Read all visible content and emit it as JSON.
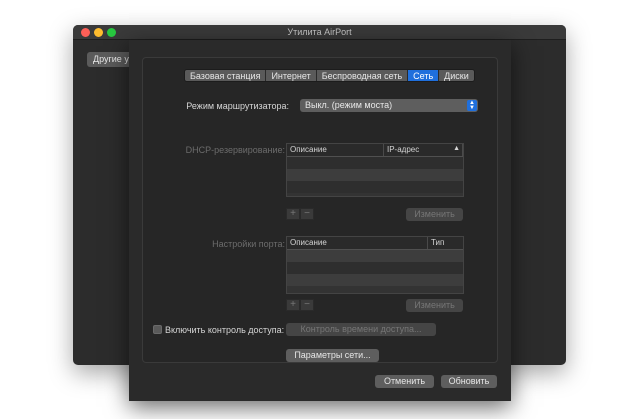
{
  "window": {
    "title": "Утилита AirPort",
    "toolbar_button": "Другие у"
  },
  "tabs": [
    {
      "label": "Базовая станция",
      "active": false
    },
    {
      "label": "Интернет",
      "active": false
    },
    {
      "label": "Беспроводная сеть",
      "active": false
    },
    {
      "label": "Сеть",
      "active": true
    },
    {
      "label": "Диски",
      "active": false
    }
  ],
  "router_mode": {
    "label": "Режим маршрутизатора:",
    "value": "Выкл. (режим моста)"
  },
  "dhcp": {
    "label": "DHCP-резервирование:",
    "columns": [
      "Описание",
      "IP-адрес"
    ],
    "add": "+",
    "remove": "−",
    "edit": "Изменить"
  },
  "ports": {
    "label": "Настройки порта:",
    "columns": [
      "Описание",
      "Тип"
    ],
    "add": "+",
    "remove": "−",
    "edit": "Изменить"
  },
  "access": {
    "label": "Включить контроль доступа:",
    "checked": false,
    "button": "Контроль времени доступа..."
  },
  "network_options_button": "Параметры сети...",
  "footer": {
    "cancel": "Отменить",
    "update": "Обновить"
  },
  "colors": {
    "accent": "#1f6fdc",
    "close": "#fe5f57",
    "minimize": "#febc2e",
    "zoom": "#28c840"
  },
  "icons": {
    "popup": "updown-chevron-icon",
    "sort": "sort-ascending-icon"
  }
}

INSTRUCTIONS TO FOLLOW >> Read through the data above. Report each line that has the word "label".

EXERCISE RESPONSE >>
      "label": "Базовая станция",
      "label": "Интернет",
      "label": "Беспроводная сеть",
      "label": "Сеть",
      "label": "Диски",
    "label": "Режим маршрутизатора:",
    "label": "DHCP-резервирование:",
    "label": "Настройки порта:",
    "label": "Включить контроль доступа:",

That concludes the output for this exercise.